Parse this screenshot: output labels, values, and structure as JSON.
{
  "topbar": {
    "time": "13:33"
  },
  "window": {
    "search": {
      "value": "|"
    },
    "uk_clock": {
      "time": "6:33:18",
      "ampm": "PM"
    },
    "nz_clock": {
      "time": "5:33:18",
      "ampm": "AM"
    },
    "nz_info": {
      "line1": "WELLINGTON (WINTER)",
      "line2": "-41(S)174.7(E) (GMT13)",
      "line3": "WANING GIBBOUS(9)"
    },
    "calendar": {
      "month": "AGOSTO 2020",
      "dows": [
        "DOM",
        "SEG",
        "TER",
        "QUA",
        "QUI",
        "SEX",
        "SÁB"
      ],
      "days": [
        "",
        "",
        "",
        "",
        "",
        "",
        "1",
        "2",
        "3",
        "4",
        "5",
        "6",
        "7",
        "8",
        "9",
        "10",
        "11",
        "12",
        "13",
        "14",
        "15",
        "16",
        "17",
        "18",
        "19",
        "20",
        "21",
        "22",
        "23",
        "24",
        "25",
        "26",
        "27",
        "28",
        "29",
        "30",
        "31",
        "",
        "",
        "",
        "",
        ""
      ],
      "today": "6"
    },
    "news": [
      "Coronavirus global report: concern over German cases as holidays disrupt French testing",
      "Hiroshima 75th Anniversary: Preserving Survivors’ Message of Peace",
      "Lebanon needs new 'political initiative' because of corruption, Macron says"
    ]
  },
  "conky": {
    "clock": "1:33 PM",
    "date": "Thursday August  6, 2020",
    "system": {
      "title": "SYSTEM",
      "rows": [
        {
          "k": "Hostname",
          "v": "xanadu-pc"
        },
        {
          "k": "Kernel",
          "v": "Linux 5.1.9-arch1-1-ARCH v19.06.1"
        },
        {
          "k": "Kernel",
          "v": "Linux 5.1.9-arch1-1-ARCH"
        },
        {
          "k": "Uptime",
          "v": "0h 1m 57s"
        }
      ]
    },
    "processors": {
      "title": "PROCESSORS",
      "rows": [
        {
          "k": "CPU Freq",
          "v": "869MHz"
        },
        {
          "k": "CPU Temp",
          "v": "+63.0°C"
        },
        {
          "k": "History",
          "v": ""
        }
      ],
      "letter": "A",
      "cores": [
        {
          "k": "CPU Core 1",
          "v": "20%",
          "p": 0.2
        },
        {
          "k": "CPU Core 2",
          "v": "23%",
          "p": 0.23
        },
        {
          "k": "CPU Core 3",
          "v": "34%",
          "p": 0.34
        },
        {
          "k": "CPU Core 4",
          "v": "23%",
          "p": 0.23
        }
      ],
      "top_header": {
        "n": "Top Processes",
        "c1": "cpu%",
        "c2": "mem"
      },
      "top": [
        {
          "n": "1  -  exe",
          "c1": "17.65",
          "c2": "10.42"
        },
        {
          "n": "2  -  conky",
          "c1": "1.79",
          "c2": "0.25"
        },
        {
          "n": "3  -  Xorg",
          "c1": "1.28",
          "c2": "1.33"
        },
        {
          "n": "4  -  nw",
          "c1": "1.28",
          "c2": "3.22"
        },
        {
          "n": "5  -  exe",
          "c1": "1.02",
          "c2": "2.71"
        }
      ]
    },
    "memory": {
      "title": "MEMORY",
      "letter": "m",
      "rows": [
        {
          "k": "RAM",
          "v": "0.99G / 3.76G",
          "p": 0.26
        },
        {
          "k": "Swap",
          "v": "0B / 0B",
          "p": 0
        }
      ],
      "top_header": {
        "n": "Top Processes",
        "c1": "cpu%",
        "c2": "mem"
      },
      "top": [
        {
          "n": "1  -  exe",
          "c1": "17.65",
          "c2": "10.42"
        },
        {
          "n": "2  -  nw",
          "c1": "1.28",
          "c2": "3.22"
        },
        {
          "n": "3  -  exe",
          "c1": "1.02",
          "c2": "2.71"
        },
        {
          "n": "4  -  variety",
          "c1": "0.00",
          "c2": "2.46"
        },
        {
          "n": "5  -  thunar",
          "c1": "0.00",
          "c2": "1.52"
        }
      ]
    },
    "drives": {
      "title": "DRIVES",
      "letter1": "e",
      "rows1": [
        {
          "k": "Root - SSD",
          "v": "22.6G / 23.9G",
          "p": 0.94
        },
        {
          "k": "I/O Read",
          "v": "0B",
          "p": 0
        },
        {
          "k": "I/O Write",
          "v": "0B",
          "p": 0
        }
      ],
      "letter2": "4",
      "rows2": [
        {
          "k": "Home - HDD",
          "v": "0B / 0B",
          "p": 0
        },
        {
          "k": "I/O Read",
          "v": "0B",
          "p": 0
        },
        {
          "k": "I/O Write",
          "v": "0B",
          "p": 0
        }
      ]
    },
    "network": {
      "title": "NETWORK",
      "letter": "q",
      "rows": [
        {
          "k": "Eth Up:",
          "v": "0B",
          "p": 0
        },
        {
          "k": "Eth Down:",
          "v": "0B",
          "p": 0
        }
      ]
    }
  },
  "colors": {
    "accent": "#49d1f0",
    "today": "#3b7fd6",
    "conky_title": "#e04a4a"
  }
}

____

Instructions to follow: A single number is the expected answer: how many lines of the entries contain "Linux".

Task response: 2